Dataset rows describing interfaces:
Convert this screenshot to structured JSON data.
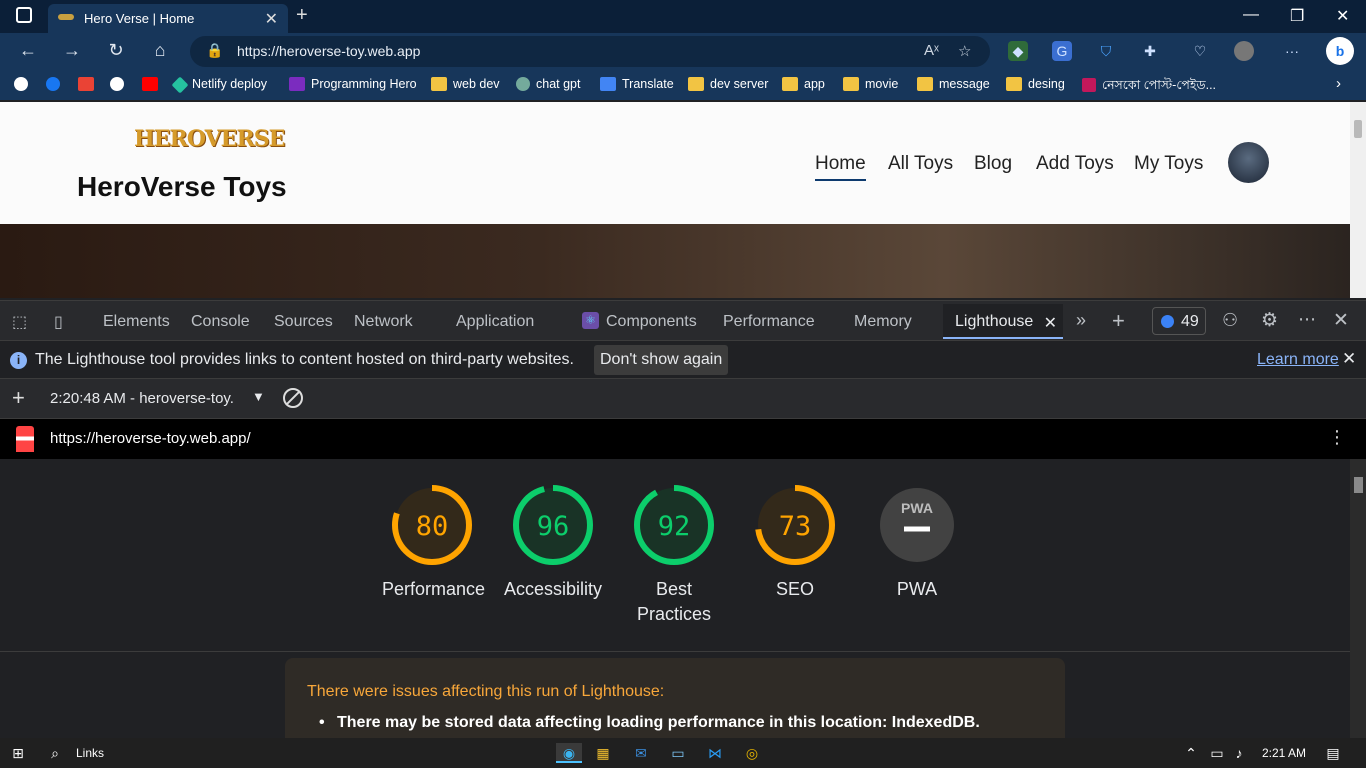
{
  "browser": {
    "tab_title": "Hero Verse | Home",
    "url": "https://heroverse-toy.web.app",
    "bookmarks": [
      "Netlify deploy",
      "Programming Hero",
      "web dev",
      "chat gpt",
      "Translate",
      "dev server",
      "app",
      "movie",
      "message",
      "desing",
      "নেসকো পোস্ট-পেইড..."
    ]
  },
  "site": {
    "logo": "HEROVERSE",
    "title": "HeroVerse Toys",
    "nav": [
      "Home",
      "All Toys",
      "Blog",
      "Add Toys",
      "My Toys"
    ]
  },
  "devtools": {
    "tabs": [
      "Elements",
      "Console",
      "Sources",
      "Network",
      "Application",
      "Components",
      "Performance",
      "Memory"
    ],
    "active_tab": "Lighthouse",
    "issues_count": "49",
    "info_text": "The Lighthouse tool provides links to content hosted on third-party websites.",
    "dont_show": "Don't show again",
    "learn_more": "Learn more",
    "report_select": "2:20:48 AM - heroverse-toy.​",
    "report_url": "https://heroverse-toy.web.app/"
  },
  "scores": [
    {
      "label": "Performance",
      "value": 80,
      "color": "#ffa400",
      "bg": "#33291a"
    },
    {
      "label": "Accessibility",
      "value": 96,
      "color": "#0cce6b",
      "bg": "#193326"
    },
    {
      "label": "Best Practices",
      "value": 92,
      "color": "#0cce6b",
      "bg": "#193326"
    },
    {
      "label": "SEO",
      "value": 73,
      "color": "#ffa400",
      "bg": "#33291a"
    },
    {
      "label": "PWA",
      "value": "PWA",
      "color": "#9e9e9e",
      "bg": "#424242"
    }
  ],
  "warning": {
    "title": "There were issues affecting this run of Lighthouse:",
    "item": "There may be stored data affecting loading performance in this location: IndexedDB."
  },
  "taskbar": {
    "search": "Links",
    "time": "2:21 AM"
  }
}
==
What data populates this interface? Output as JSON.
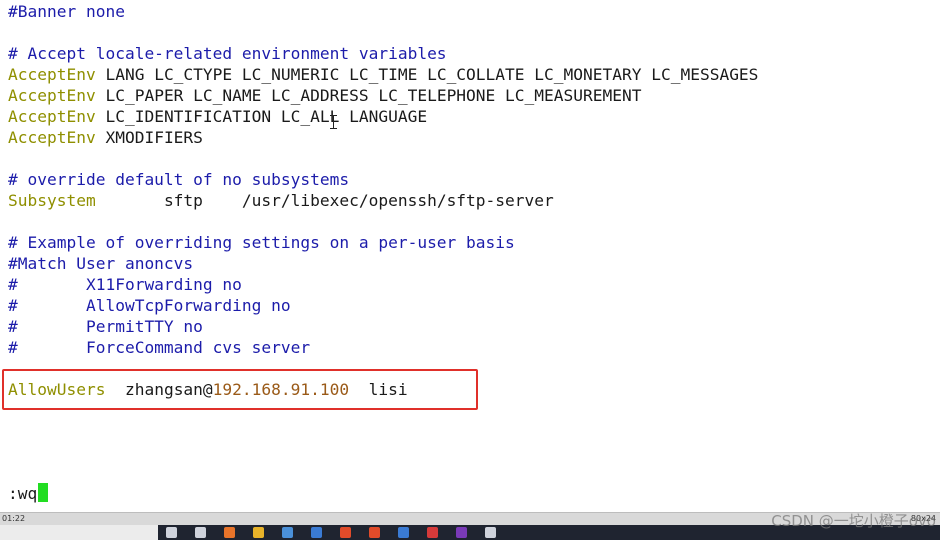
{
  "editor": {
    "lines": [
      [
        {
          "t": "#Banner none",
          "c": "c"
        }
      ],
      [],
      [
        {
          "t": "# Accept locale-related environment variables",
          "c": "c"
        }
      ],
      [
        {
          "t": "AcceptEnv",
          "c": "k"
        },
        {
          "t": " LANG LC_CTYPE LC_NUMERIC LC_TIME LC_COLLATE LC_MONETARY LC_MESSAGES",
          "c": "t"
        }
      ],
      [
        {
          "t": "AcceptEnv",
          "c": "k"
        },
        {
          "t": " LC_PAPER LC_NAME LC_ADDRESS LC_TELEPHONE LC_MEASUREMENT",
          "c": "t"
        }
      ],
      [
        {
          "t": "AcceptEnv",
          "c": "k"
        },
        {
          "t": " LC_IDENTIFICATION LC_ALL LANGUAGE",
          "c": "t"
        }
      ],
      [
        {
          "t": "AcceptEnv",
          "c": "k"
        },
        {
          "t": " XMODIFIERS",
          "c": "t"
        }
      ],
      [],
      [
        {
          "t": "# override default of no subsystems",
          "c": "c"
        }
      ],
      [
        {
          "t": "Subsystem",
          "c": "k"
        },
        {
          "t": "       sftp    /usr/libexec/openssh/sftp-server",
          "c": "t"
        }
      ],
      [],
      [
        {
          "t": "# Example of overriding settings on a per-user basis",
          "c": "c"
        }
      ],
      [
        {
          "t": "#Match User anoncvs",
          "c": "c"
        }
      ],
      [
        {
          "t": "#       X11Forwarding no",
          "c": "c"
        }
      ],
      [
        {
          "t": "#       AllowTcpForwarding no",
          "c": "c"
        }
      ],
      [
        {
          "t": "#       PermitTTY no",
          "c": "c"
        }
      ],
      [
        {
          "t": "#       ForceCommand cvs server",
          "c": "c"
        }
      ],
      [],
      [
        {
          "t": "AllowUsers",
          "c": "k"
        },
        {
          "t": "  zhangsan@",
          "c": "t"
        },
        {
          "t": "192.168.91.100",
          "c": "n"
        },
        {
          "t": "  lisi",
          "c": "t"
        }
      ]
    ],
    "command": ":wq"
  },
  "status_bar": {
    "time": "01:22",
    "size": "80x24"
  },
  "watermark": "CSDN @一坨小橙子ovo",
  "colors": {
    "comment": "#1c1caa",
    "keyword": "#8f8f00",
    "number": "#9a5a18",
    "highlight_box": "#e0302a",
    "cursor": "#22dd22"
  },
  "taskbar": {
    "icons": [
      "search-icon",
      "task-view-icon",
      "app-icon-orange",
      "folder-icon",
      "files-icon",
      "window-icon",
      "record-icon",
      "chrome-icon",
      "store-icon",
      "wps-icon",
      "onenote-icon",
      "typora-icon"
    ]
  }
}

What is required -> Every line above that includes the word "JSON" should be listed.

Completed exercise ->
Convert this screenshot to structured JSON data.
What data populates this interface? Output as JSON.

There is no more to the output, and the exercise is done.